▶ **WHAT IS EXPECTED**:
Return all of the entries below exactly as they are given.

▶ **Page and application data records**:
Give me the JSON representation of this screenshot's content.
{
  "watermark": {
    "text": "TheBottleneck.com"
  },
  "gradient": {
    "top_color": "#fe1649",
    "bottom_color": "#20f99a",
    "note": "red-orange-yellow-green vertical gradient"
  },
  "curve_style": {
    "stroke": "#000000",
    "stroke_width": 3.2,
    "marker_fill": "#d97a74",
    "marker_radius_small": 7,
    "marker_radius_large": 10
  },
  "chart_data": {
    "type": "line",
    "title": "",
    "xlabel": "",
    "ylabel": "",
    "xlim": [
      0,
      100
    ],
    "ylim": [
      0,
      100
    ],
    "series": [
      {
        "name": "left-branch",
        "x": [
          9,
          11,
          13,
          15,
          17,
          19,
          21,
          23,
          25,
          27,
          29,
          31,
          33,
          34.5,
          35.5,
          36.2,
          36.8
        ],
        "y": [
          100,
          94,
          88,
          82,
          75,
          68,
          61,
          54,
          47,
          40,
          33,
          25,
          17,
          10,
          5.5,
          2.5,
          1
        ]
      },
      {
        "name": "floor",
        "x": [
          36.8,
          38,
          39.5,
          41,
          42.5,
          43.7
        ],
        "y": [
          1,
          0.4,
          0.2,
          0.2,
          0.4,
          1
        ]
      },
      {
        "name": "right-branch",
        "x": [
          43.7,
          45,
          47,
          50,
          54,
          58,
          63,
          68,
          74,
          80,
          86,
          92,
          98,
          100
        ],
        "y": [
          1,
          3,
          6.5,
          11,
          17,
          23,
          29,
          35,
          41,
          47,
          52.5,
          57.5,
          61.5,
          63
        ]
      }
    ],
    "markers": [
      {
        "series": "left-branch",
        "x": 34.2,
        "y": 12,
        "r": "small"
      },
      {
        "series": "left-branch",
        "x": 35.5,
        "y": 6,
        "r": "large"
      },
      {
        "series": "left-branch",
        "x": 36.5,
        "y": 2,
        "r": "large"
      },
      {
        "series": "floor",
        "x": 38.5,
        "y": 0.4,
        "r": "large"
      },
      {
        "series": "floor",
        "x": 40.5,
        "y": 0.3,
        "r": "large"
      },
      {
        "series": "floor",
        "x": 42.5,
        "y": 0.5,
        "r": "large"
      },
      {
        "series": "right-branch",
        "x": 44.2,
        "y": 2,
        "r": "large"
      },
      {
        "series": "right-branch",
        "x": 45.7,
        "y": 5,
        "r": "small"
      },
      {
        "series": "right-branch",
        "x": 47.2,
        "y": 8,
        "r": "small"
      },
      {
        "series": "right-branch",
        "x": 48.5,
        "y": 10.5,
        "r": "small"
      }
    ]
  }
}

▶ **FINAL ANSWER**:
Give me the JSON representation of this screenshot's content.
{
  "watermark": {
    "text": "TheBottleneck.com"
  },
  "gradient": {
    "top_color": "#fe1649",
    "bottom_color": "#20f99a",
    "note": "red-orange-yellow-green vertical gradient"
  },
  "curve_style": {
    "stroke": "#000000",
    "stroke_width": 3.2,
    "marker_fill": "#d97a74",
    "marker_radius_small": 7,
    "marker_radius_large": 10
  },
  "chart_data": {
    "type": "line",
    "title": "",
    "xlabel": "",
    "ylabel": "",
    "xlim": [
      0,
      100
    ],
    "ylim": [
      0,
      100
    ],
    "series": [
      {
        "name": "left-branch",
        "x": [
          9,
          11,
          13,
          15,
          17,
          19,
          21,
          23,
          25,
          27,
          29,
          31,
          33,
          34.5,
          35.5,
          36.2,
          36.8
        ],
        "y": [
          100,
          94,
          88,
          82,
          75,
          68,
          61,
          54,
          47,
          40,
          33,
          25,
          17,
          10,
          5.5,
          2.5,
          1
        ]
      },
      {
        "name": "floor",
        "x": [
          36.8,
          38,
          39.5,
          41,
          42.5,
          43.7
        ],
        "y": [
          1,
          0.4,
          0.2,
          0.2,
          0.4,
          1
        ]
      },
      {
        "name": "right-branch",
        "x": [
          43.7,
          45,
          47,
          50,
          54,
          58,
          63,
          68,
          74,
          80,
          86,
          92,
          98,
          100
        ],
        "y": [
          1,
          3,
          6.5,
          11,
          17,
          23,
          29,
          35,
          41,
          47,
          52.5,
          57.5,
          61.5,
          63
        ]
      }
    ],
    "markers": [
      {
        "series": "left-branch",
        "x": 34.2,
        "y": 12,
        "r": "small"
      },
      {
        "series": "left-branch",
        "x": 35.5,
        "y": 6,
        "r": "large"
      },
      {
        "series": "left-branch",
        "x": 36.5,
        "y": 2,
        "r": "large"
      },
      {
        "series": "floor",
        "x": 38.5,
        "y": 0.4,
        "r": "large"
      },
      {
        "series": "floor",
        "x": 40.5,
        "y": 0.3,
        "r": "large"
      },
      {
        "series": "floor",
        "x": 42.5,
        "y": 0.5,
        "r": "large"
      },
      {
        "series": "right-branch",
        "x": 44.2,
        "y": 2,
        "r": "large"
      },
      {
        "series": "right-branch",
        "x": 45.7,
        "y": 5,
        "r": "small"
      },
      {
        "series": "right-branch",
        "x": 47.2,
        "y": 8,
        "r": "small"
      },
      {
        "series": "right-branch",
        "x": 48.5,
        "y": 10.5,
        "r": "small"
      }
    ]
  }
}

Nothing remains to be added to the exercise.